Items from an interface collection
━━━━━━━━━━━━━━━━

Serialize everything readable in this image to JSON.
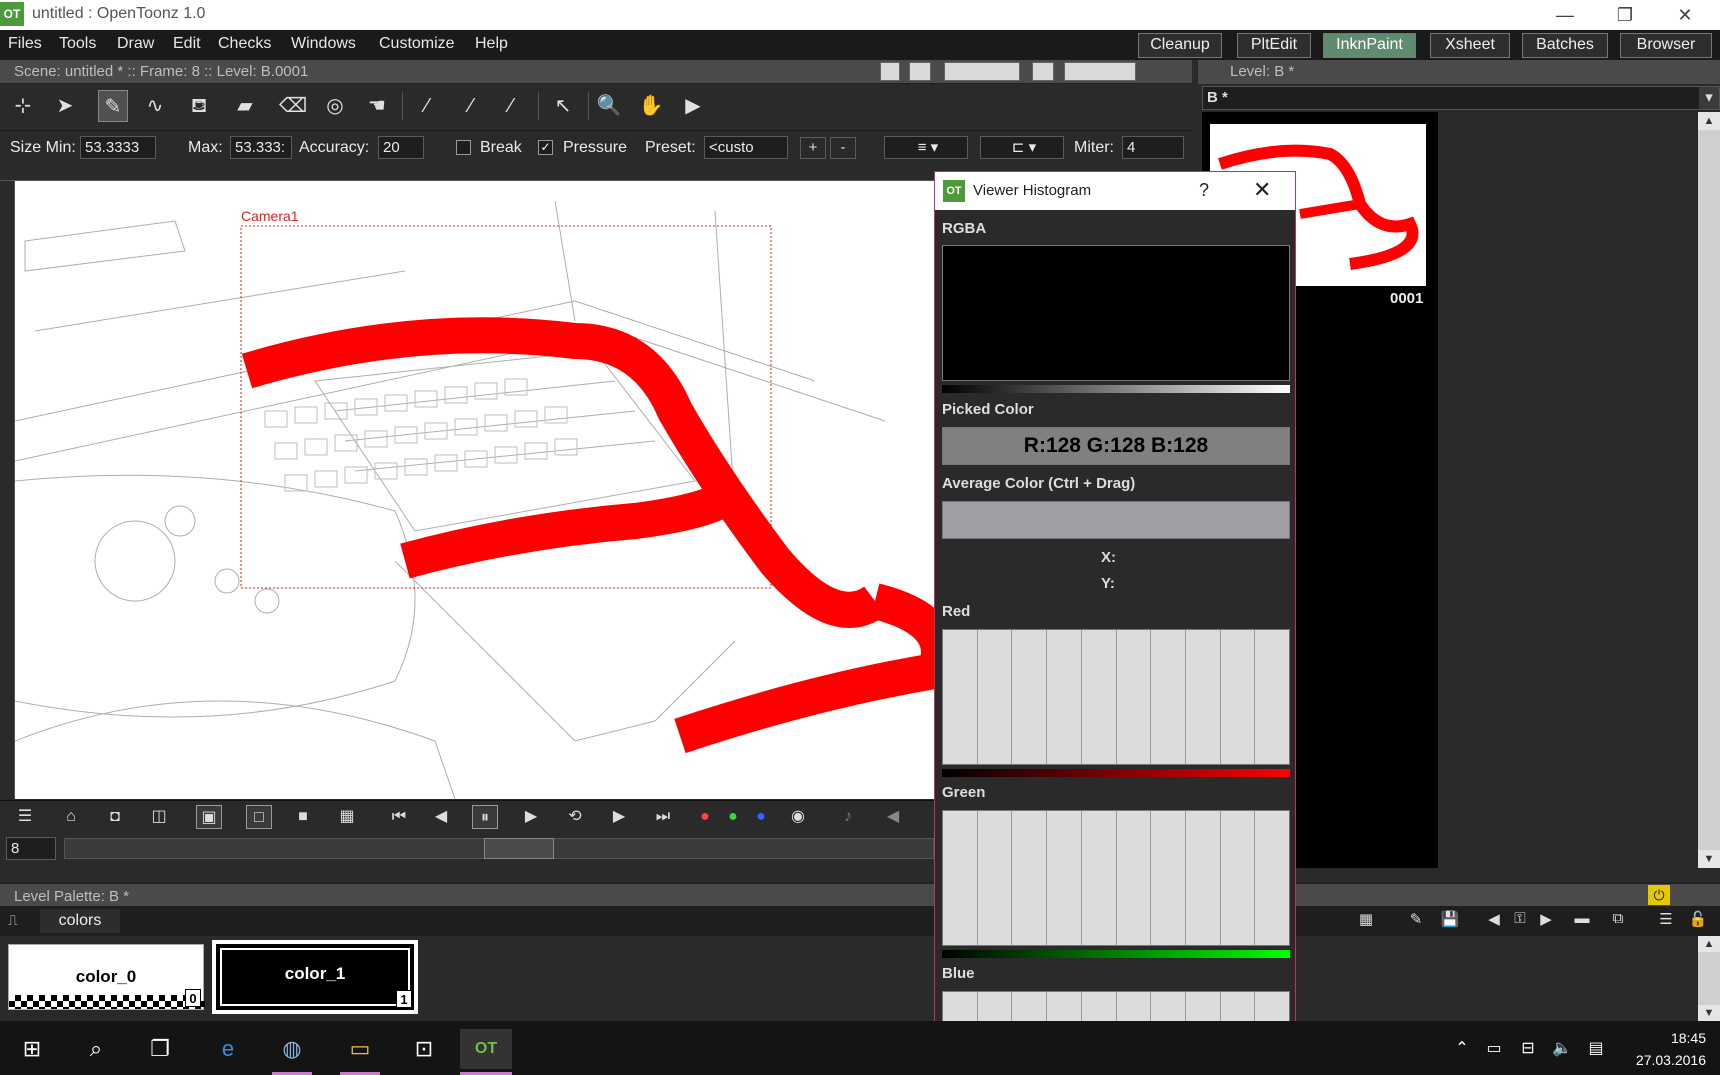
{
  "window": {
    "title": "untitled : OpenToonz 1.0",
    "logo_text": "OT",
    "minimize": "—",
    "restore": "❐",
    "close": "✕"
  },
  "menu": {
    "items": [
      "Files",
      "Tools",
      "Draw",
      "Edit",
      "Checks",
      "Windows",
      "Customize",
      "Help"
    ],
    "rooms": [
      "Cleanup",
      "PltEdit",
      "InknPaint",
      "Xsheet",
      "Batches",
      "Browser"
    ],
    "active_room": "InknPaint"
  },
  "scene_bar": {
    "text": "Scene: untitled *  ::  Frame: 8  ::  Level: B.0001"
  },
  "level_header": {
    "text": "Level:  B *",
    "field_value": "B *"
  },
  "tool_options": {
    "size_min_label": "Size Min:",
    "size_min_value": "53.3333",
    "max_label": "Max:",
    "max_value": "53.333:",
    "accuracy_label": "Accuracy:",
    "accuracy_value": "20",
    "break_label": "Break",
    "break_checked": false,
    "pressure_label": "Pressure",
    "pressure_checked": true,
    "preset_label": "Preset:",
    "preset_value": "<custo",
    "add_label": "+",
    "remove_label": "-",
    "miter_label": "Miter:",
    "miter_value": "4"
  },
  "viewer": {
    "camera_label": "Camera1",
    "stroke_color": "#ff0000"
  },
  "frame_bar": {
    "frame": "8"
  },
  "level_strip": {
    "frame_label": "0001"
  },
  "palette": {
    "header": "Level Palette: B *",
    "page_tab": "colors",
    "styles": [
      {
        "name": "color_0",
        "index": "0",
        "selected": false
      },
      {
        "name": "color_1",
        "index": "1",
        "selected": true
      }
    ]
  },
  "histogram": {
    "title": "Viewer Histogram",
    "help": "?",
    "close": "✕",
    "rgba_label": "RGBA",
    "picked_label": "Picked Color",
    "picked_value": "R:128 G:128 B:128",
    "average_label": "Average Color (Ctrl + Drag)",
    "x_label": "X:",
    "y_label": "Y:",
    "red_label": "Red",
    "green_label": "Green",
    "blue_label": "Blue"
  },
  "taskbar": {
    "time": "18:45",
    "date": "27.03.2016"
  }
}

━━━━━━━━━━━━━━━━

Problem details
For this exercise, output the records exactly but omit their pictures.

Final answer
Serialize everything readable in this image to JSON.
{
  "window": {
    "title": "untitled : OpenToonz 1.0",
    "logo_text": "OT",
    "minimize": "—",
    "restore": "❐",
    "close": "✕"
  },
  "menu": {
    "items": [
      "Files",
      "Tools",
      "Draw",
      "Edit",
      "Checks",
      "Windows",
      "Customize",
      "Help"
    ],
    "rooms": [
      "Cleanup",
      "PltEdit",
      "InknPaint",
      "Xsheet",
      "Batches",
      "Browser"
    ],
    "active_room": "InknPaint"
  },
  "scene_bar": {
    "text": "Scene: untitled *  ::  Frame: 8  ::  Level: B.0001"
  },
  "level_header": {
    "text": "Level:  B *",
    "field_value": "B *"
  },
  "tool_options": {
    "size_min_label": "Size Min:",
    "size_min_value": "53.3333",
    "max_label": "Max:",
    "max_value": "53.333:",
    "accuracy_label": "Accuracy:",
    "accuracy_value": "20",
    "break_label": "Break",
    "break_checked": false,
    "pressure_label": "Pressure",
    "pressure_checked": true,
    "preset_label": "Preset:",
    "preset_value": "<custo",
    "add_label": "+",
    "remove_label": "-",
    "miter_label": "Miter:",
    "miter_value": "4"
  },
  "viewer": {
    "camera_label": "Camera1",
    "stroke_color": "#ff0000"
  },
  "frame_bar": {
    "frame": "8"
  },
  "level_strip": {
    "frame_label": "0001"
  },
  "palette": {
    "header": "Level Palette: B *",
    "page_tab": "colors",
    "styles": [
      {
        "name": "color_0",
        "index": "0",
        "selected": false
      },
      {
        "name": "color_1",
        "index": "1",
        "selected": true
      }
    ]
  },
  "histogram": {
    "title": "Viewer Histogram",
    "help": "?",
    "close": "✕",
    "rgba_label": "RGBA",
    "picked_label": "Picked Color",
    "picked_value": "R:128 G:128 B:128",
    "average_label": "Average Color (Ctrl + Drag)",
    "x_label": "X:",
    "y_label": "Y:",
    "red_label": "Red",
    "green_label": "Green",
    "blue_label": "Blue"
  },
  "taskbar": {
    "time": "18:45",
    "date": "27.03.2016"
  }
}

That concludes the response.